John Rocker on How His Controversial Past Hurt Him on 'Survivor'
By Lisa Lozano
(Warning: explicit language.)
Former MLB player John Rocker got the boot on Survivor on Wednesday, possibly in part due to comments he made over a decade ago that many perceived as racist and homophobic. He opens up to ET about how his past haunted him on the show.
Rocker thought he was safe at Tribal Council, mainly because his tribemate Dale was older than him and didn't perform well in challenges: "I assumed as long as Dale [was] there, I [was] protected. But it didn't really work out that way." But the turning point may have been at the immunity challenge, when Natalie berated his tribe, asking them to vote him out based on his past.
In 1999, Rocker gave an interview to Jeff Pearlman of Sports Illustrated in which he made a number of controversial comments, including criticizing the driving skills of Asian women, conveying his dislike of "foreigners," and sharing this quote about whether he'd ever play in New York City: "I would retire first. It's the most hectic, nerve-racking city. Imagine having to take the [Number] 7 train to the ballpark, looking like you're [riding through] Beirut next to some kid with purple hair next to some queer with AIDS right next to some dude who just got out of jail for the fourth time right next to some 20-year-old mom with four kids. It's depressing."
The former Atlanta Braves pitcher tells ET that he wasn't at all surprised that his fellow players recognized him and remembered his comments. "I was foolish enough to think early on, maybe if wear my hat low, and I'll kinda walk with my head down and I'll skate through this thing kinda incognito,” he says. “And then hour two of the first day out there, I [was discovered by Wes].”
He says he planned to combat preconceived notions by trying to “just be as nice as possible, as helpful as possible." He adds that Val, Jeremy and twins Nadiya and Natalie, all people of color, are who he would consider his best friends from the game.
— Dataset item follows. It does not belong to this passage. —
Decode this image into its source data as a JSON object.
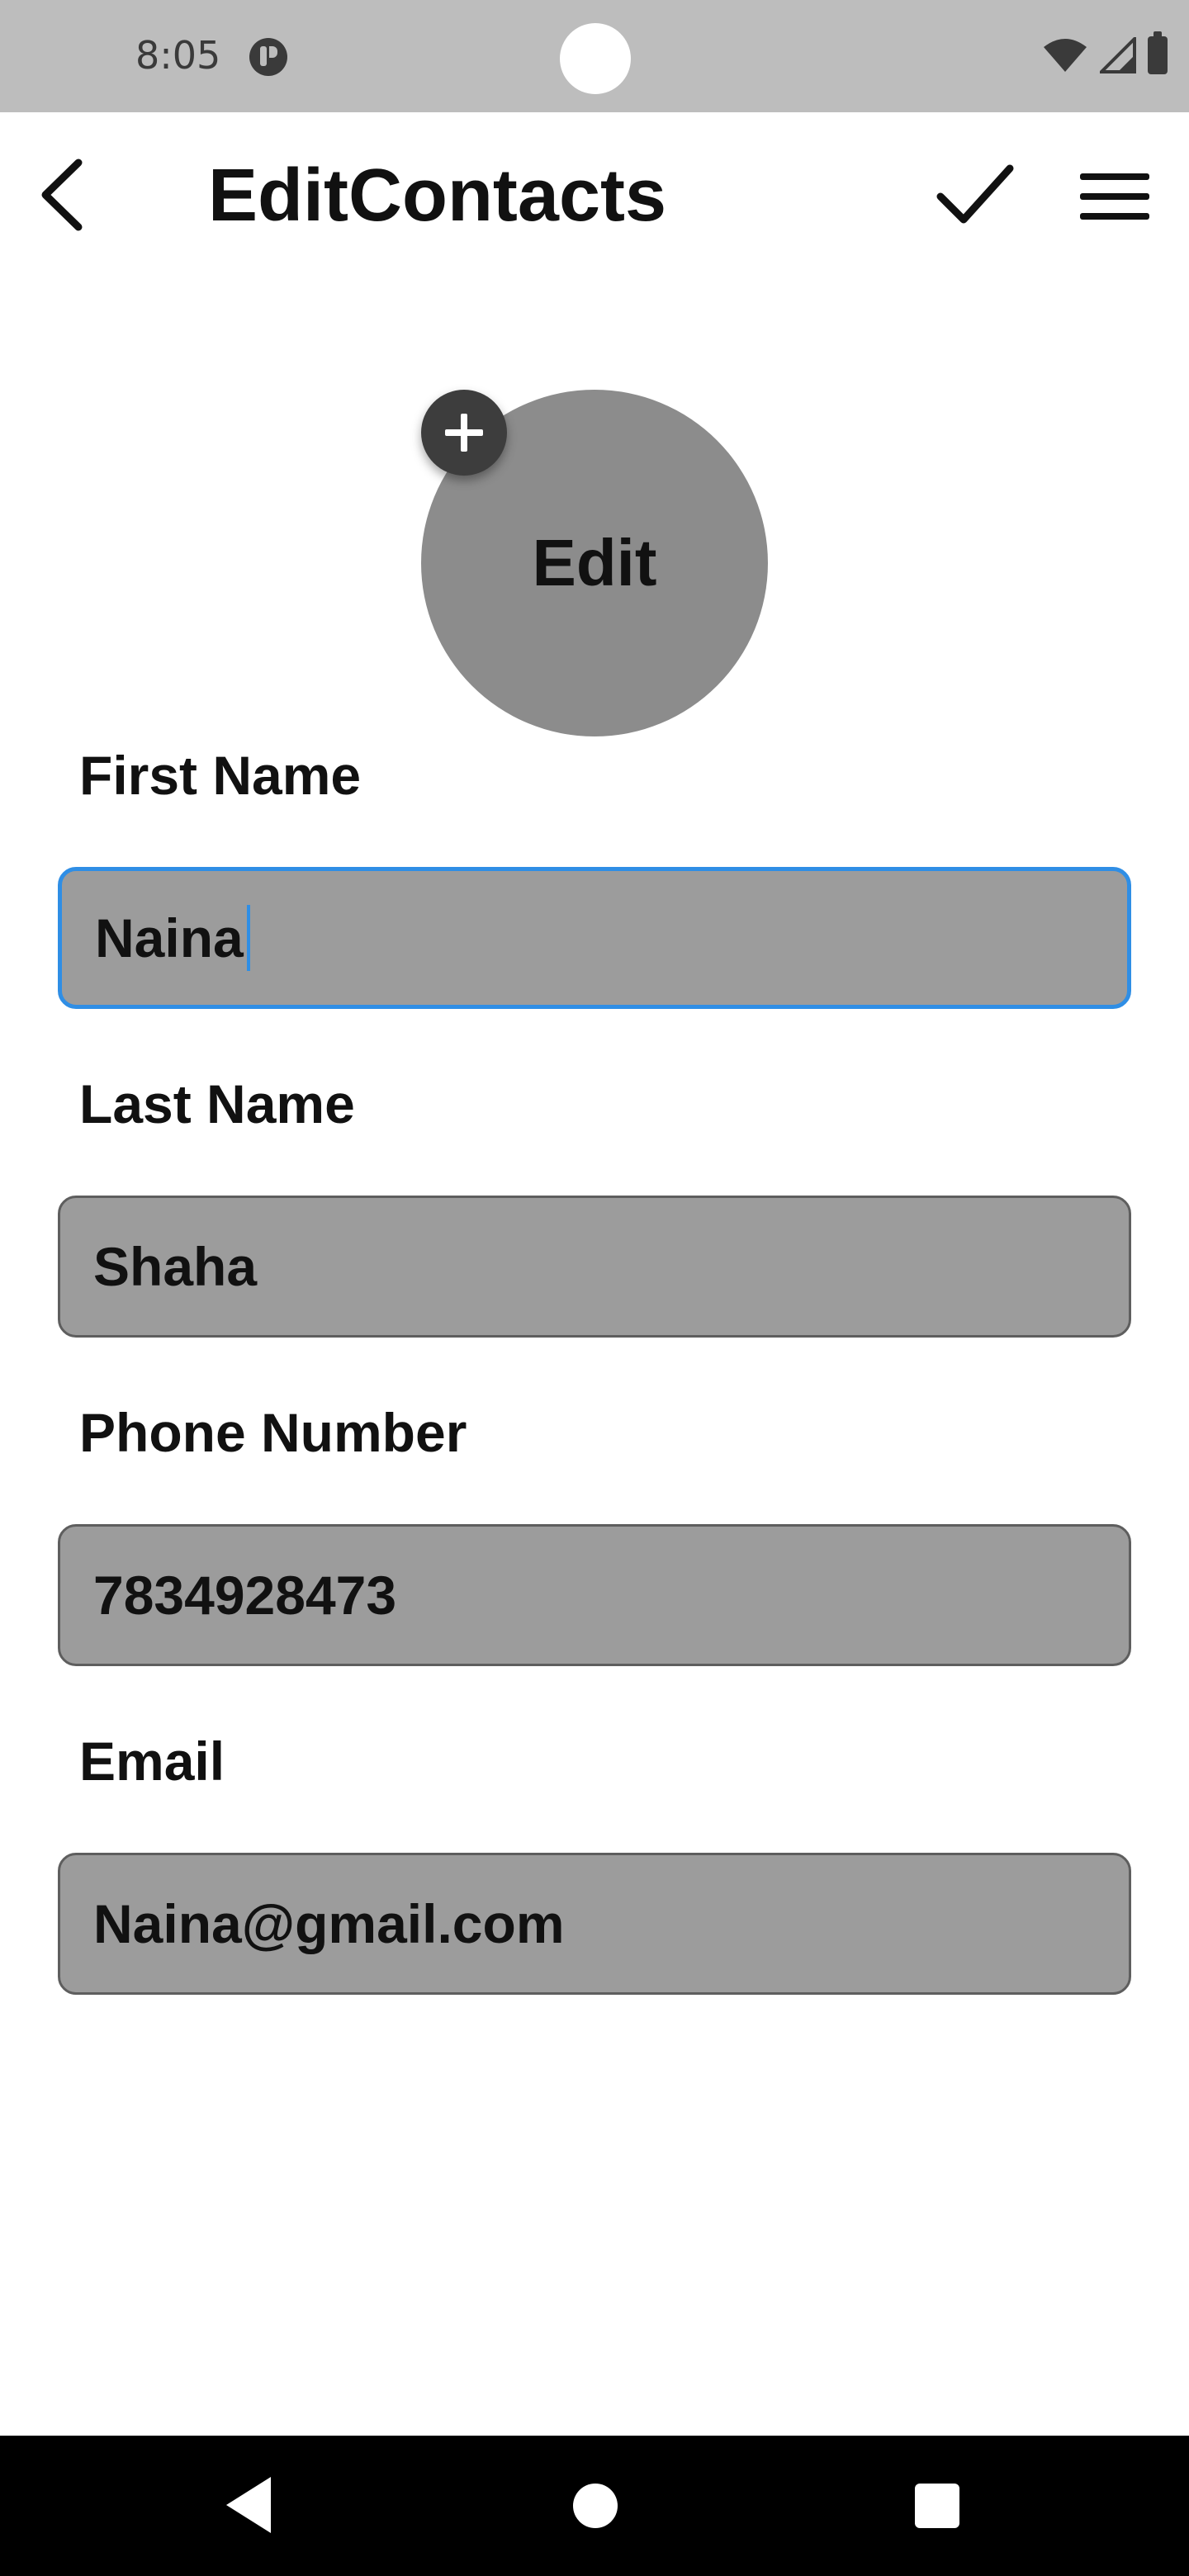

He also tells ET what he thinks about pressure put on baseball and football teams including the Braves and the Washington Redskins to change their names, which some find offensive to Native Americans. He says he has Cherokee friends who tell him they don’t care, saying, “I’d like to know who, exactly, finds it offensive.”